WHAT TO DO
Extract, from the records beneath this instruction, each line that contains the word "screenshot".

::::

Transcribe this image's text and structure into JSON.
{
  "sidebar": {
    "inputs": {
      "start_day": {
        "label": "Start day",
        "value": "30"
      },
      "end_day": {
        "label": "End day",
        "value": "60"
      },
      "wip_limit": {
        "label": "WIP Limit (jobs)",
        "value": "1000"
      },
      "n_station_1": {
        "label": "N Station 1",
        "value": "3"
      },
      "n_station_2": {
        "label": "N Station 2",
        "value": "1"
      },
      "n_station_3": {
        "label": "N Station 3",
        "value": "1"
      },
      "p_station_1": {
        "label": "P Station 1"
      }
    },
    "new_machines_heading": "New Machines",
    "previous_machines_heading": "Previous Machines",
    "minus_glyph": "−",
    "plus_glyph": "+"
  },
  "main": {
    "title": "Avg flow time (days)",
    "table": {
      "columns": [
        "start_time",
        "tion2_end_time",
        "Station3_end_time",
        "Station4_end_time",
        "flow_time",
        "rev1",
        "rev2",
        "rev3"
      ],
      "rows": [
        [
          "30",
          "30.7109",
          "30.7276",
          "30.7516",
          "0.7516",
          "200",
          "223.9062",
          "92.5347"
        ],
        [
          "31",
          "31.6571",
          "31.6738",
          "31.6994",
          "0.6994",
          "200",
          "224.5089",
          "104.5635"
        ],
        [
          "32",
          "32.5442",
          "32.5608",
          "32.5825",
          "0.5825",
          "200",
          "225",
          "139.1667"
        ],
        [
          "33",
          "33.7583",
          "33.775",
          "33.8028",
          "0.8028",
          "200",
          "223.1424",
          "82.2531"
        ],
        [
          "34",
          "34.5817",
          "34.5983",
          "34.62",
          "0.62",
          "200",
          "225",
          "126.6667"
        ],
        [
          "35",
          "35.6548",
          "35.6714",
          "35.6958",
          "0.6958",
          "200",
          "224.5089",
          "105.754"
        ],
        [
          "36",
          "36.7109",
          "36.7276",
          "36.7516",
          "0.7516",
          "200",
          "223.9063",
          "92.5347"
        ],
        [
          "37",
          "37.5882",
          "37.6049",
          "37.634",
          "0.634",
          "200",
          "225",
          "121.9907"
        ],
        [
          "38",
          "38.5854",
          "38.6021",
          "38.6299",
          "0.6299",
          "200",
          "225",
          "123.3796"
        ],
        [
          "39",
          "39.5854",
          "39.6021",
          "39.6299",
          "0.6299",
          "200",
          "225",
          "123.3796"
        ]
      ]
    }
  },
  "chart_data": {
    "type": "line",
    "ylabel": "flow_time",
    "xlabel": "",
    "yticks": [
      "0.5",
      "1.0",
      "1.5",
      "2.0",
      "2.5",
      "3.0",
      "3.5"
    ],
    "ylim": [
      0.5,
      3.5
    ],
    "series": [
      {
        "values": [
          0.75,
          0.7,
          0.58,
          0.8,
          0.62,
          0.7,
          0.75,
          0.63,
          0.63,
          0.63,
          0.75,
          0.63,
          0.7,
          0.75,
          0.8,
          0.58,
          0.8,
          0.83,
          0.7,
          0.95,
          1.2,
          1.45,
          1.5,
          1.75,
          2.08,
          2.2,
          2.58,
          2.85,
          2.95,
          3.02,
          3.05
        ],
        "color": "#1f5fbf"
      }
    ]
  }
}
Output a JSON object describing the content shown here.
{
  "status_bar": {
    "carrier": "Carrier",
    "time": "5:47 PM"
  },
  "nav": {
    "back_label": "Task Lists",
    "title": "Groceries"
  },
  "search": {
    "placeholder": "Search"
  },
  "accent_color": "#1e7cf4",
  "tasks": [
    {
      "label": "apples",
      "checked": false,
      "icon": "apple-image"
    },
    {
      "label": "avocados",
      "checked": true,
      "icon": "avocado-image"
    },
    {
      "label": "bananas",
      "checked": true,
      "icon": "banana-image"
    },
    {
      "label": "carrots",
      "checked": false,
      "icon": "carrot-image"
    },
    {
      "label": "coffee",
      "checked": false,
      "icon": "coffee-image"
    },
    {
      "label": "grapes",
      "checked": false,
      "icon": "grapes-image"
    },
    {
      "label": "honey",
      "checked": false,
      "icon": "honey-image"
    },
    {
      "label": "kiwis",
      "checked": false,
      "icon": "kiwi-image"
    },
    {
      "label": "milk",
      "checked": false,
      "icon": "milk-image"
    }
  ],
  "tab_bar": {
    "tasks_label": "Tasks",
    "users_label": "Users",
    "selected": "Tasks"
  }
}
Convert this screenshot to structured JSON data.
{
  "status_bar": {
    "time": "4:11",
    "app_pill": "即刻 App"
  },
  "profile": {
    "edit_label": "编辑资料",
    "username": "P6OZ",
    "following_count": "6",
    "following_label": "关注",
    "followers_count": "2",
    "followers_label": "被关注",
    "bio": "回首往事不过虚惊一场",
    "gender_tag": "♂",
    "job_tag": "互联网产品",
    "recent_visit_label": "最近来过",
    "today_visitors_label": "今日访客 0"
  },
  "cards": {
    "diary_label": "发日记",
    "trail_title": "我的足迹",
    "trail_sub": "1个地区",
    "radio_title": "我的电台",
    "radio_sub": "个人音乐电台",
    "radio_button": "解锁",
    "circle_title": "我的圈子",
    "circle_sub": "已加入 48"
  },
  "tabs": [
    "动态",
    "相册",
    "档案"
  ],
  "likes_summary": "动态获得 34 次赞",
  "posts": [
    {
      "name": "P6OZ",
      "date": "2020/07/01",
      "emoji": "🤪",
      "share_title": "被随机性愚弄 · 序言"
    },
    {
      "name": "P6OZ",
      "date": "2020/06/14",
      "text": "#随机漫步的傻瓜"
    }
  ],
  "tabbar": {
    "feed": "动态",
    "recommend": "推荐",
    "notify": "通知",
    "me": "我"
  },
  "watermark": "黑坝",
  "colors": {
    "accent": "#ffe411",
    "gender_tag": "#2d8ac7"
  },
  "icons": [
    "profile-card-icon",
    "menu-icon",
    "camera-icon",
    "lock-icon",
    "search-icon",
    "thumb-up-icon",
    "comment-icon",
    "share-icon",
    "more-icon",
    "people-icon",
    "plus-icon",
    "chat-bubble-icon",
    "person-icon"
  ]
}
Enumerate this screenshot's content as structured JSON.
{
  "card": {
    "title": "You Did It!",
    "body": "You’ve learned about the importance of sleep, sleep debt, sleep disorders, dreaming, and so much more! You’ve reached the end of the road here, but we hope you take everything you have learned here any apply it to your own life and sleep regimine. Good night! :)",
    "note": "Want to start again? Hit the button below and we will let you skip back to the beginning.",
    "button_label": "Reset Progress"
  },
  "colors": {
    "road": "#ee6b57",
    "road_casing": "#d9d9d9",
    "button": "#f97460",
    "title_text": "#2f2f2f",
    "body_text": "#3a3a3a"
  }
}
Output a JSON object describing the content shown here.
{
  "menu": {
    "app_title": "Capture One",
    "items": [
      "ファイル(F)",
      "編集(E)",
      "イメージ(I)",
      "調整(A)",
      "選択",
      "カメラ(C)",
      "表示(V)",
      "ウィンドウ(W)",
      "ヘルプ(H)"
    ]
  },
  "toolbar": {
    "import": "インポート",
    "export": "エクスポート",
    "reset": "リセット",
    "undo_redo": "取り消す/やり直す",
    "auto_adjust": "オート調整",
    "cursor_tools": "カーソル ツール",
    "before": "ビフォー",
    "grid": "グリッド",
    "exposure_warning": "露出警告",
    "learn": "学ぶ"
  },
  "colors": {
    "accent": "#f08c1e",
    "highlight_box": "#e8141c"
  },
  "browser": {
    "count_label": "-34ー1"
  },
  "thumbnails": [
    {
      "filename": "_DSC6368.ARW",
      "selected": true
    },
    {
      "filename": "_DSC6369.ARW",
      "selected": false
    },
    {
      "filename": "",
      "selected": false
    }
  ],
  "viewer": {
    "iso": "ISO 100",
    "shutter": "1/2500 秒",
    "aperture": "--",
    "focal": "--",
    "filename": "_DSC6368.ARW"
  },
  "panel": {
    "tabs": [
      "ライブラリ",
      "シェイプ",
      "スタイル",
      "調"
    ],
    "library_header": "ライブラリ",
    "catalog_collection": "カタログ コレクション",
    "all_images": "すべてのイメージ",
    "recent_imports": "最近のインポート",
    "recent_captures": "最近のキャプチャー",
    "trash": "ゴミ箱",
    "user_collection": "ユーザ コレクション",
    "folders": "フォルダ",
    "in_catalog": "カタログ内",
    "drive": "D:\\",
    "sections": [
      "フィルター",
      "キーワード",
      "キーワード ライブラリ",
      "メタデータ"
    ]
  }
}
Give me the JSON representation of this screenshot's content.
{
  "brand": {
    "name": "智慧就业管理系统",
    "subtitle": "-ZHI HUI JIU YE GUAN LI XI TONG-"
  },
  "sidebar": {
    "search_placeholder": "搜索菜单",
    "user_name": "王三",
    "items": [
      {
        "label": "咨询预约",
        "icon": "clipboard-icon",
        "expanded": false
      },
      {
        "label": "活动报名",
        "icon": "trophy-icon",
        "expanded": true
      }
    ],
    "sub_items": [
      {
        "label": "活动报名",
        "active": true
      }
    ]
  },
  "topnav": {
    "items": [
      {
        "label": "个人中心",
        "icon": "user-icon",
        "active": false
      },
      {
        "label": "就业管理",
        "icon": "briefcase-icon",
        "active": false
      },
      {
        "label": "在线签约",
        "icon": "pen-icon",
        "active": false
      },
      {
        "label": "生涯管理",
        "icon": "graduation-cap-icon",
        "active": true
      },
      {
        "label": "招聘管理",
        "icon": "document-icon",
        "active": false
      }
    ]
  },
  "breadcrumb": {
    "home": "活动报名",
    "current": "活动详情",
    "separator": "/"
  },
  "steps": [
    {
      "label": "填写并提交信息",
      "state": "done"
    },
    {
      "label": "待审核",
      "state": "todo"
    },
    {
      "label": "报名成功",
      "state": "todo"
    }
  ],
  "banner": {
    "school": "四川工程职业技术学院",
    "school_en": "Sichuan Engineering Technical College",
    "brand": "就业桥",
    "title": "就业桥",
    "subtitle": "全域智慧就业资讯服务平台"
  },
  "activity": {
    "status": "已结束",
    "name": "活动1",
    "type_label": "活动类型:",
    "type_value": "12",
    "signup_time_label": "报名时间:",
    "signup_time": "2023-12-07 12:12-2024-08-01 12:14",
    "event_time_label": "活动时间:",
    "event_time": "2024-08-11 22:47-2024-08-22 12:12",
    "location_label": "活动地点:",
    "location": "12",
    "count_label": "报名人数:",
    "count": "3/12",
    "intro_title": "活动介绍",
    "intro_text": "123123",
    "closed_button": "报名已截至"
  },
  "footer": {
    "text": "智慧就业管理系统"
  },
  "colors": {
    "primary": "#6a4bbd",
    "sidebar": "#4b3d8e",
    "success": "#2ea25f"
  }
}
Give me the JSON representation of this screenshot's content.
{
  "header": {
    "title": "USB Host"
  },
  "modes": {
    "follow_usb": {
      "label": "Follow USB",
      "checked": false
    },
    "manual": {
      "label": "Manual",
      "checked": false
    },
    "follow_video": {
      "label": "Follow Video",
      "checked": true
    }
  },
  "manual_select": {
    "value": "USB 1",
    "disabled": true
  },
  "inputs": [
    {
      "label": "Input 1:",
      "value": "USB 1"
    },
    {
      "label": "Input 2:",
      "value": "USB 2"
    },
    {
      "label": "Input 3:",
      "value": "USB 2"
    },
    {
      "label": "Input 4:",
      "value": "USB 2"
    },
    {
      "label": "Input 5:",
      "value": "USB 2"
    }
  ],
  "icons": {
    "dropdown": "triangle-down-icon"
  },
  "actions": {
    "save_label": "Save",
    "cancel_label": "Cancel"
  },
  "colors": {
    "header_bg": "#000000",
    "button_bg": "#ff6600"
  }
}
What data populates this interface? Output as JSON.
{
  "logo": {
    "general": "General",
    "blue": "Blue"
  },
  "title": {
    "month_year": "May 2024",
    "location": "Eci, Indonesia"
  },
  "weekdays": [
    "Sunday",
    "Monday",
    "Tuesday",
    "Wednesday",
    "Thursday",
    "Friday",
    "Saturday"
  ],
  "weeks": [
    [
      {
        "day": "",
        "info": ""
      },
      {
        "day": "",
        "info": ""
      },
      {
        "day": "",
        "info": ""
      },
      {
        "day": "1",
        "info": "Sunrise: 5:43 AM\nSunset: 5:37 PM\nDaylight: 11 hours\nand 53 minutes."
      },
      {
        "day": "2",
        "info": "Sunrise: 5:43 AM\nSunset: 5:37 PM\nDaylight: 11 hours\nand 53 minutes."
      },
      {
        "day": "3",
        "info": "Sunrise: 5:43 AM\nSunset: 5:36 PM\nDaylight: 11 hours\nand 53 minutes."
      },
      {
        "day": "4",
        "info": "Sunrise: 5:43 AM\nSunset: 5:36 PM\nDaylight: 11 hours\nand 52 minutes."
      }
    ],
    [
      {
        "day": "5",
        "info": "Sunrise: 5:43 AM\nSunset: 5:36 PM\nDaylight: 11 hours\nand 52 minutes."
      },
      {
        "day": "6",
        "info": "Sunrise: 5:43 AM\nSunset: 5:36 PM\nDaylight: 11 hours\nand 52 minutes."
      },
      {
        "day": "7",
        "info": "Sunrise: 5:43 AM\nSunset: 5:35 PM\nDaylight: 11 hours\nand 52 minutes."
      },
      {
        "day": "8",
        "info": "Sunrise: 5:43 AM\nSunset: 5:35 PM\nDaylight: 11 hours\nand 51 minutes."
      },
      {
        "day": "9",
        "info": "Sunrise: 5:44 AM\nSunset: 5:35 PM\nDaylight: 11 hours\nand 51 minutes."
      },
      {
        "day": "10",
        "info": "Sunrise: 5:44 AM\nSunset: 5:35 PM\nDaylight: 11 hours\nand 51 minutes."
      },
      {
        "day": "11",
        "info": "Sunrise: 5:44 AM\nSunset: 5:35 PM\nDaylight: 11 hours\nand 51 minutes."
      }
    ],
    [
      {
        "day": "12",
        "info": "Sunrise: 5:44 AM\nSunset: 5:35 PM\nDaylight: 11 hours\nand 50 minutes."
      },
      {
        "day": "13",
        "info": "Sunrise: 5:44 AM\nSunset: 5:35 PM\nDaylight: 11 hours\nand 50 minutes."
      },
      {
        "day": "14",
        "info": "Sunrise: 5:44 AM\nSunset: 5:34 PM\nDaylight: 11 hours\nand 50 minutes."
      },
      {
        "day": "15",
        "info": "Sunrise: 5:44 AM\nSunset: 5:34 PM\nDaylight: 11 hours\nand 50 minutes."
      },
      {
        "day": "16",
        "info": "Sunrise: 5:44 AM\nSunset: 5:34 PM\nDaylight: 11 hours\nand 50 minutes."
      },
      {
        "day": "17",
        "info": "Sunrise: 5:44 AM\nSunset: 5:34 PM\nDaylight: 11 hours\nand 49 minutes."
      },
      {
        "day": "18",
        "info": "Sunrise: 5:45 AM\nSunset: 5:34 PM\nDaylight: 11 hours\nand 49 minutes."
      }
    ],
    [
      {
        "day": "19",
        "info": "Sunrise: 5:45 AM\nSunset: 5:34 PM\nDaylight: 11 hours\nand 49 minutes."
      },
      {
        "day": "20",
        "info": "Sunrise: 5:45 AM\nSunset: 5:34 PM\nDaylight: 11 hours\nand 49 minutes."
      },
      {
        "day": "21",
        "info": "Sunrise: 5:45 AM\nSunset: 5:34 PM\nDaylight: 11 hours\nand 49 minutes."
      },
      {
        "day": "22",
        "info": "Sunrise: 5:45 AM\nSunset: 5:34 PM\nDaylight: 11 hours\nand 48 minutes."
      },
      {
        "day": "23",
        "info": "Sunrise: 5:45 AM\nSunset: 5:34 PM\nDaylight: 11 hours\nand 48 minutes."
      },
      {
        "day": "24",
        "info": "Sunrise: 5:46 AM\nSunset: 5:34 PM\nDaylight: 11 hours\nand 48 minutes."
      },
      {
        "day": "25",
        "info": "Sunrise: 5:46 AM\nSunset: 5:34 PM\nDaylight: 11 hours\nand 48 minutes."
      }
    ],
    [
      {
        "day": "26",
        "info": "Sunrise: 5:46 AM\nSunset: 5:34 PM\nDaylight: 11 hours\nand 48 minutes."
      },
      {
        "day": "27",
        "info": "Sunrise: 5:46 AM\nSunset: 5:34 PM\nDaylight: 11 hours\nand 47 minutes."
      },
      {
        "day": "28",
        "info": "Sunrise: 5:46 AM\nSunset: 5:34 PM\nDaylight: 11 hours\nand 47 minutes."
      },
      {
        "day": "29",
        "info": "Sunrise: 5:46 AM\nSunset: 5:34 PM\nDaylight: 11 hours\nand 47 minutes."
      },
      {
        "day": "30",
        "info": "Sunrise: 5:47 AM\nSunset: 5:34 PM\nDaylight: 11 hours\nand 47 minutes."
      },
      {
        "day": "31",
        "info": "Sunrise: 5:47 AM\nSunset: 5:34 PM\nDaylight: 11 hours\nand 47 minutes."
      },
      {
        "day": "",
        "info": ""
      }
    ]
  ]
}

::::

ANSWER BOX
Convert this screenshot to structured JSON data.
Enumerate this screenshot's content as structured JSON.
Give me the JSON representation of this screenshot's content.
Give me the JSON representation of this screenshot's content.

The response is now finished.